[[ RECORDS FOR THE EXERCISE, beginning ]]

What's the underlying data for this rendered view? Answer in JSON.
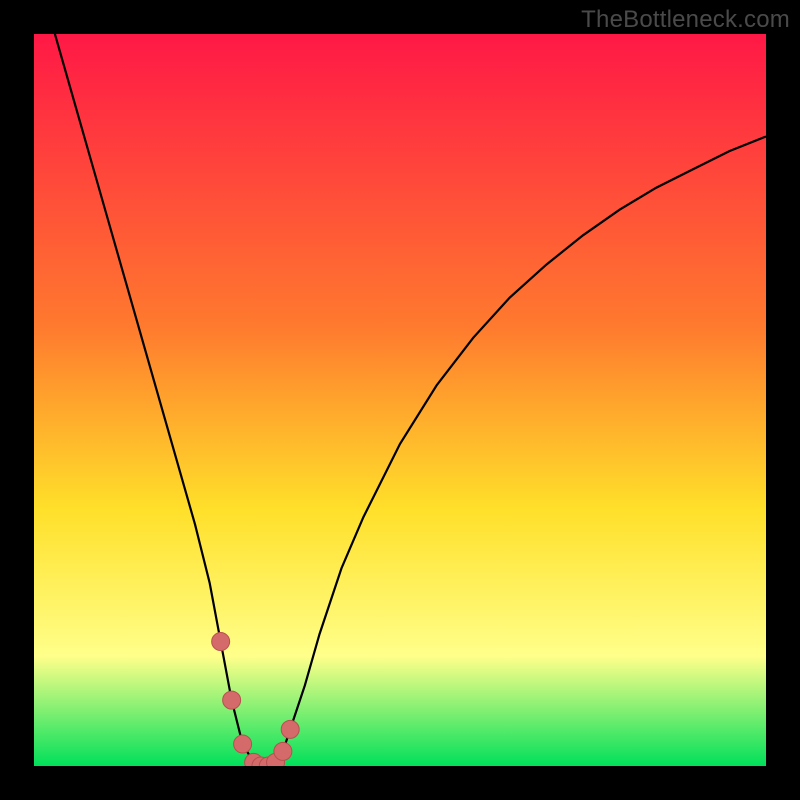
{
  "watermark": "TheBottleneck.com",
  "colors": {
    "bg": "#000000",
    "grad_top": "#ff1846",
    "grad_mid1": "#ff7a2e",
    "grad_mid2": "#ffe02a",
    "grad_mid3": "#ffff8a",
    "grad_bottom": "#00e05a",
    "curve": "#000000",
    "marker_fill": "#d46a6a",
    "marker_stroke": "#b84f4f"
  },
  "chart_data": {
    "type": "line",
    "title": "",
    "xlabel": "",
    "ylabel": "",
    "xlim": [
      0,
      100
    ],
    "ylim": [
      0,
      100
    ],
    "series": [
      {
        "name": "bottleneck-curve",
        "x": [
          0,
          2,
          4,
          6,
          8,
          10,
          12,
          14,
          16,
          18,
          20,
          22,
          24,
          25.5,
          27,
          28.5,
          30,
          31,
          32,
          33,
          34,
          35,
          37,
          39,
          42,
          45,
          50,
          55,
          60,
          65,
          70,
          75,
          80,
          85,
          90,
          95,
          100
        ],
        "values": [
          110,
          103,
          96,
          89,
          82,
          75,
          68,
          61,
          54,
          47,
          40,
          33,
          25,
          17,
          9,
          3,
          0.5,
          0,
          0,
          0.5,
          2,
          5,
          11,
          18,
          27,
          34,
          44,
          52,
          58.5,
          64,
          68.5,
          72.5,
          76,
          79,
          81.5,
          84,
          86
        ]
      }
    ],
    "markers": {
      "name": "optimal-range",
      "x": [
        25.5,
        27,
        28.5,
        30,
        31,
        32,
        33,
        34,
        35
      ],
      "values": [
        17,
        9,
        3,
        0.5,
        0,
        0,
        0.5,
        2,
        5
      ]
    }
  }
}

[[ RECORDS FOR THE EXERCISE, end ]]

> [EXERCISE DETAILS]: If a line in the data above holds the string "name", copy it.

> [ANSWER TO THE PROBLEM]:
        "name": "bottleneck-curve",
      "name": "optimal-range",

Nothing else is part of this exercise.